> [WORK TO BE COMPLETED]: Return the lines below in which the string "ビューの平均" occurs.

> [INFORMATION SHOWN]:

* * * * *

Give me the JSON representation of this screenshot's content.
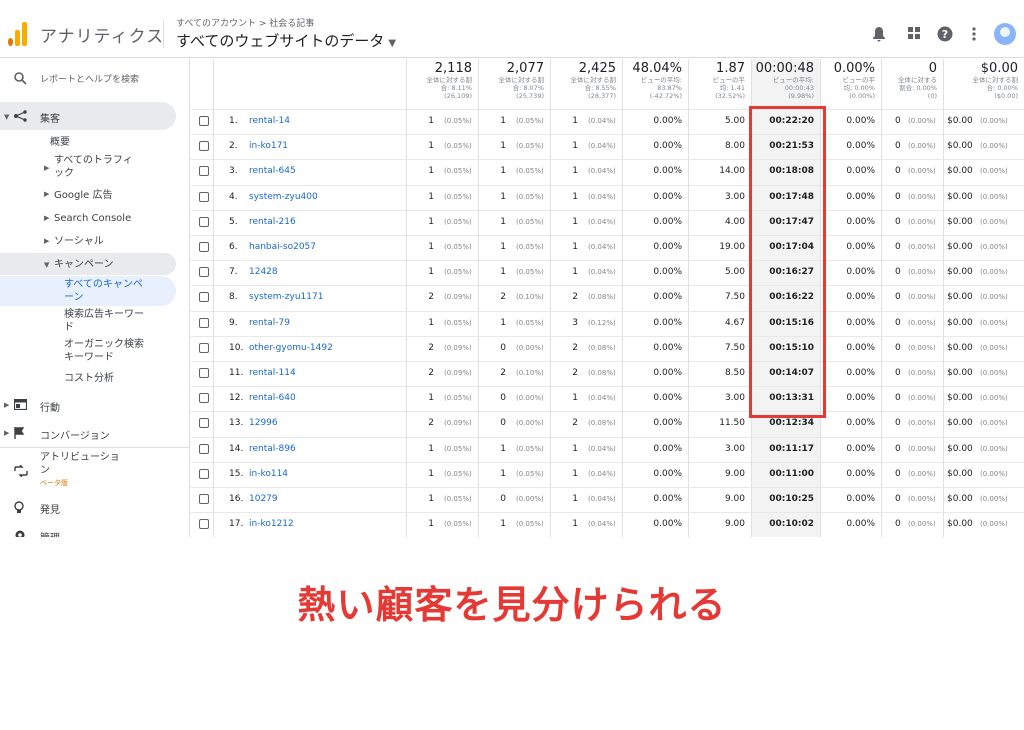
{
  "header": {
    "app_title": "アナリティクス",
    "breadcrumb": "すべてのアカウント > 社会る記事",
    "view_title": "すべてのウェブサイトのデータ"
  },
  "sidebar": {
    "search_label": "レポートとヘルプを検索",
    "acquisition": "集客",
    "overview": "概要",
    "all_traffic": "すべてのトラフィ\nック",
    "google_ads": "Google 広告",
    "search_console": "Search Console",
    "social": "ソーシャル",
    "campaigns": "キャンペーン",
    "all_campaigns": "すべてのキャンペ\nーン",
    "paid_keywords": "検索広告キーワー\nド",
    "organic_keywords": "オーガニック検索\nキーワード",
    "cost_analysis": "コスト分析",
    "behavior": "行動",
    "conversions": "コンバージョン",
    "attribution": "アトリビューショ\nン",
    "beta": "ベータ版",
    "discover": "発見",
    "admin": "管理"
  },
  "table": {
    "totals": [
      {
        "big": "2,118",
        "small": "全体に対する割\n合: 8.11%\n(26,109)"
      },
      {
        "big": "2,077",
        "small": "全体に対する割\n合: 8.07%\n(25,739)"
      },
      {
        "big": "2,425",
        "small": "全体に対する割\n合: 8.55%\n(28,377)"
      },
      {
        "big": "48.04%",
        "small": "ビューの平均:\n83.87%\n(-42.72%)"
      },
      {
        "big": "1.87",
        "small": "ビューの平\n均: 1.41\n(32.52%)"
      },
      {
        "big": "00:00:48",
        "small": "ビューの平均:\n00:00:43\n(9.98%)"
      },
      {
        "big": "0.00%",
        "small": "ビューの平\n均: 0.00%\n(0.00%)"
      },
      {
        "big": "0",
        "small": "全体に対する\n割合: 0.00%\n(0)"
      },
      {
        "big": "$0.00",
        "small": "全体に対する割\n合: 0.00%\n($0.00)"
      }
    ],
    "rows": [
      {
        "n": "1.",
        "name": "rental-14",
        "a": "1",
        "ap": "(0.05%)",
        "b": "1",
        "bp": "(0.05%)",
        "c": "1",
        "cp": "(0.04%)",
        "d": "0.00%",
        "e": "5.00",
        "f": "00:22:20",
        "g": "0.00%",
        "h": "0",
        "hp": "(0.00%)",
        "i": "$0.00",
        "ip": "(0.00%)"
      },
      {
        "n": "2.",
        "name": "in-ko171",
        "a": "1",
        "ap": "(0.05%)",
        "b": "1",
        "bp": "(0.05%)",
        "c": "1",
        "cp": "(0.04%)",
        "d": "0.00%",
        "e": "8.00",
        "f": "00:21:53",
        "g": "0.00%",
        "h": "0",
        "hp": "(0.00%)",
        "i": "$0.00",
        "ip": "(0.00%)"
      },
      {
        "n": "3.",
        "name": "rental-645",
        "a": "1",
        "ap": "(0.05%)",
        "b": "1",
        "bp": "(0.05%)",
        "c": "1",
        "cp": "(0.04%)",
        "d": "0.00%",
        "e": "14.00",
        "f": "00:18:08",
        "g": "0.00%",
        "h": "0",
        "hp": "(0.00%)",
        "i": "$0.00",
        "ip": "(0.00%)"
      },
      {
        "n": "4.",
        "name": "system-zyu400",
        "a": "1",
        "ap": "(0.05%)",
        "b": "1",
        "bp": "(0.05%)",
        "c": "1",
        "cp": "(0.04%)",
        "d": "0.00%",
        "e": "3.00",
        "f": "00:17:48",
        "g": "0.00%",
        "h": "0",
        "hp": "(0.00%)",
        "i": "$0.00",
        "ip": "(0.00%)"
      },
      {
        "n": "5.",
        "name": "rental-216",
        "a": "1",
        "ap": "(0.05%)",
        "b": "1",
        "bp": "(0.05%)",
        "c": "1",
        "cp": "(0.04%)",
        "d": "0.00%",
        "e": "4.00",
        "f": "00:17:47",
        "g": "0.00%",
        "h": "0",
        "hp": "(0.00%)",
        "i": "$0.00",
        "ip": "(0.00%)"
      },
      {
        "n": "6.",
        "name": "hanbai-so2057",
        "a": "1",
        "ap": "(0.05%)",
        "b": "1",
        "bp": "(0.05%)",
        "c": "1",
        "cp": "(0.04%)",
        "d": "0.00%",
        "e": "19.00",
        "f": "00:17:04",
        "g": "0.00%",
        "h": "0",
        "hp": "(0.00%)",
        "i": "$0.00",
        "ip": "(0.00%)"
      },
      {
        "n": "7.",
        "name": "12428",
        "a": "1",
        "ap": "(0.05%)",
        "b": "1",
        "bp": "(0.05%)",
        "c": "1",
        "cp": "(0.04%)",
        "d": "0.00%",
        "e": "5.00",
        "f": "00:16:27",
        "g": "0.00%",
        "h": "0",
        "hp": "(0.00%)",
        "i": "$0.00",
        "ip": "(0.00%)"
      },
      {
        "n": "8.",
        "name": "system-zyu1171",
        "a": "2",
        "ap": "(0.09%)",
        "b": "2",
        "bp": "(0.10%)",
        "c": "2",
        "cp": "(0.08%)",
        "d": "0.00%",
        "e": "7.50",
        "f": "00:16:22",
        "g": "0.00%",
        "h": "0",
        "hp": "(0.00%)",
        "i": "$0.00",
        "ip": "(0.00%)"
      },
      {
        "n": "9.",
        "name": "rental-79",
        "a": "1",
        "ap": "(0.05%)",
        "b": "1",
        "bp": "(0.05%)",
        "c": "3",
        "cp": "(0.12%)",
        "d": "0.00%",
        "e": "4.67",
        "f": "00:15:16",
        "g": "0.00%",
        "h": "0",
        "hp": "(0.00%)",
        "i": "$0.00",
        "ip": "(0.00%)"
      },
      {
        "n": "10.",
        "name": "other-gyomu-1492",
        "a": "2",
        "ap": "(0.09%)",
        "b": "0",
        "bp": "(0.00%)",
        "c": "2",
        "cp": "(0.08%)",
        "d": "0.00%",
        "e": "7.50",
        "f": "00:15:10",
        "g": "0.00%",
        "h": "0",
        "hp": "(0.00%)",
        "i": "$0.00",
        "ip": "(0.00%)"
      },
      {
        "n": "11.",
        "name": "rental-114",
        "a": "2",
        "ap": "(0.09%)",
        "b": "2",
        "bp": "(0.10%)",
        "c": "2",
        "cp": "(0.08%)",
        "d": "0.00%",
        "e": "8.50",
        "f": "00:14:07",
        "g": "0.00%",
        "h": "0",
        "hp": "(0.00%)",
        "i": "$0.00",
        "ip": "(0.00%)"
      },
      {
        "n": "12.",
        "name": "rental-640",
        "a": "1",
        "ap": "(0.05%)",
        "b": "0",
        "bp": "(0.00%)",
        "c": "1",
        "cp": "(0.04%)",
        "d": "0.00%",
        "e": "3.00",
        "f": "00:13:31",
        "g": "0.00%",
        "h": "0",
        "hp": "(0.00%)",
        "i": "$0.00",
        "ip": "(0.00%)"
      },
      {
        "n": "13.",
        "name": "12996",
        "a": "2",
        "ap": "(0.09%)",
        "b": "0",
        "bp": "(0.00%)",
        "c": "2",
        "cp": "(0.08%)",
        "d": "0.00%",
        "e": "11.50",
        "f": "00:12:34",
        "g": "0.00%",
        "h": "0",
        "hp": "(0.00%)",
        "i": "$0.00",
        "ip": "(0.00%)"
      },
      {
        "n": "14.",
        "name": "rental-896",
        "a": "1",
        "ap": "(0.05%)",
        "b": "1",
        "bp": "(0.05%)",
        "c": "1",
        "cp": "(0.04%)",
        "d": "0.00%",
        "e": "3.00",
        "f": "00:11:17",
        "g": "0.00%",
        "h": "0",
        "hp": "(0.00%)",
        "i": "$0.00",
        "ip": "(0.00%)"
      },
      {
        "n": "15.",
        "name": "in-ko114",
        "a": "1",
        "ap": "(0.05%)",
        "b": "1",
        "bp": "(0.05%)",
        "c": "1",
        "cp": "(0.04%)",
        "d": "0.00%",
        "e": "9.00",
        "f": "00:11:00",
        "g": "0.00%",
        "h": "0",
        "hp": "(0.00%)",
        "i": "$0.00",
        "ip": "(0.00%)"
      },
      {
        "n": "16.",
        "name": "10279",
        "a": "1",
        "ap": "(0.05%)",
        "b": "0",
        "bp": "(0.00%)",
        "c": "1",
        "cp": "(0.04%)",
        "d": "0.00%",
        "e": "9.00",
        "f": "00:10:25",
        "g": "0.00%",
        "h": "0",
        "hp": "(0.00%)",
        "i": "$0.00",
        "ip": "(0.00%)"
      },
      {
        "n": "17.",
        "name": "in-ko1212",
        "a": "1",
        "ap": "(0.05%)",
        "b": "1",
        "bp": "(0.05%)",
        "c": "1",
        "cp": "(0.04%)",
        "d": "0.00%",
        "e": "9.00",
        "f": "00:10:02",
        "g": "0.00%",
        "h": "0",
        "hp": "(0.00%)",
        "i": "$0.00",
        "ip": "(0.00%)"
      }
    ]
  },
  "caption": "熱い顧客を見分けられる",
  "colors": {
    "accent": "#e53935",
    "link": "#1967d2",
    "logo": "#f9ab00"
  },
  "icons": [
    "search-icon",
    "acquisition-icon",
    "behavior-icon",
    "flag-icon",
    "attribution-icon",
    "lightbulb-icon",
    "gear-icon",
    "bell-icon",
    "apps-icon",
    "help-icon",
    "more-icon"
  ]
}
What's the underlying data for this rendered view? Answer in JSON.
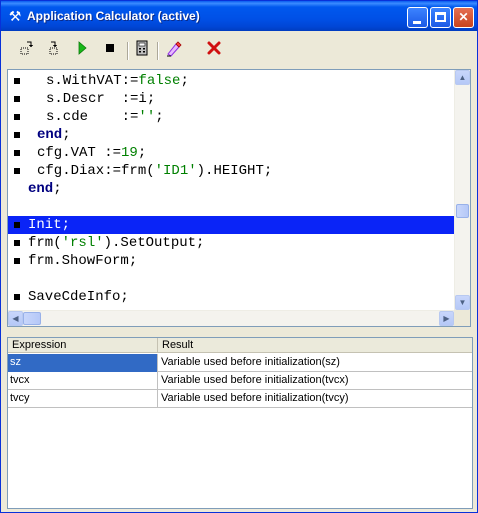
{
  "window": {
    "title": "Application Calculator (active)",
    "title_icon": "hammer-wrench-icon"
  },
  "toolbar": {
    "items": [
      {
        "name": "step-into-icon",
        "glyph": "↳"
      },
      {
        "name": "step-over-icon",
        "glyph": "↷"
      },
      {
        "name": "run-icon",
        "glyph": "▶"
      },
      {
        "name": "stop-icon",
        "glyph": "■"
      },
      {
        "name": "calculator-icon",
        "glyph": "▦"
      },
      {
        "name": "clear-icon",
        "glyph": "✎"
      },
      {
        "name": "close-red-x-icon",
        "glyph": "✖"
      }
    ]
  },
  "code": {
    "lines": [
      {
        "bullet": true,
        "indent": 2,
        "tokens": [
          [
            "plain",
            "s.WithVAT:="
          ],
          [
            "str",
            "false"
          ],
          [
            "plain",
            ";"
          ]
        ]
      },
      {
        "bullet": true,
        "indent": 2,
        "tokens": [
          [
            "plain",
            "s.Descr  :=i;"
          ]
        ]
      },
      {
        "bullet": true,
        "indent": 2,
        "tokens": [
          [
            "plain",
            "s.cde    :="
          ],
          [
            "str",
            "''"
          ],
          [
            "plain",
            ";"
          ]
        ]
      },
      {
        "bullet": true,
        "indent": 1,
        "tokens": [
          [
            "kw",
            "end"
          ],
          [
            "plain",
            ";"
          ]
        ]
      },
      {
        "bullet": true,
        "indent": 1,
        "tokens": [
          [
            "plain",
            "cfg.VAT :="
          ],
          [
            "num",
            "19"
          ],
          [
            "plain",
            ";"
          ]
        ]
      },
      {
        "bullet": true,
        "indent": 1,
        "tokens": [
          [
            "plain",
            "cfg.Diax:=frm("
          ],
          [
            "str",
            "'ID1'"
          ],
          [
            "plain",
            ").HEIGHT;"
          ]
        ]
      },
      {
        "bullet": false,
        "indent": 0,
        "tokens": [
          [
            "kw",
            "end"
          ],
          [
            "plain",
            ";"
          ]
        ]
      },
      {
        "bullet": false,
        "indent": 0,
        "tokens": [
          [
            "plain",
            ""
          ]
        ]
      },
      {
        "bullet": true,
        "indent": 0,
        "selected": true,
        "tokens": [
          [
            "plain",
            "Init;"
          ]
        ]
      },
      {
        "bullet": true,
        "indent": 0,
        "tokens": [
          [
            "plain",
            "frm("
          ],
          [
            "str",
            "'rsl'"
          ],
          [
            "plain",
            ").SetOutput;"
          ]
        ]
      },
      {
        "bullet": true,
        "indent": 0,
        "tokens": [
          [
            "plain",
            "frm.ShowForm;"
          ]
        ]
      },
      {
        "bullet": false,
        "indent": 0,
        "tokens": [
          [
            "plain",
            ""
          ]
        ]
      },
      {
        "bullet": true,
        "indent": 0,
        "tokens": [
          [
            "plain",
            "SaveCdeInfo;"
          ]
        ]
      }
    ]
  },
  "watch": {
    "headers": {
      "expression": "Expression",
      "result": "Result"
    },
    "rows": [
      {
        "expression": "sz",
        "result": "Variable used before initialization(sz)",
        "selected": true
      },
      {
        "expression": "tvcx",
        "result": "Variable used before initialization(tvcx)",
        "selected": false
      },
      {
        "expression": "tvcy",
        "result": "Variable used before initialization(tvcy)",
        "selected": false
      }
    ]
  },
  "colors": {
    "selection": "#0a24f7",
    "grid_selection": "#316ac5",
    "string": "#008000",
    "keyword": "#000080"
  }
}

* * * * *

> [TASK RESPONSE]:
        "small": "ビューの平均:\n83.87%\n(-42.72%)"
        "small": "ビューの平均:\n00:00:43\n(9.98%)"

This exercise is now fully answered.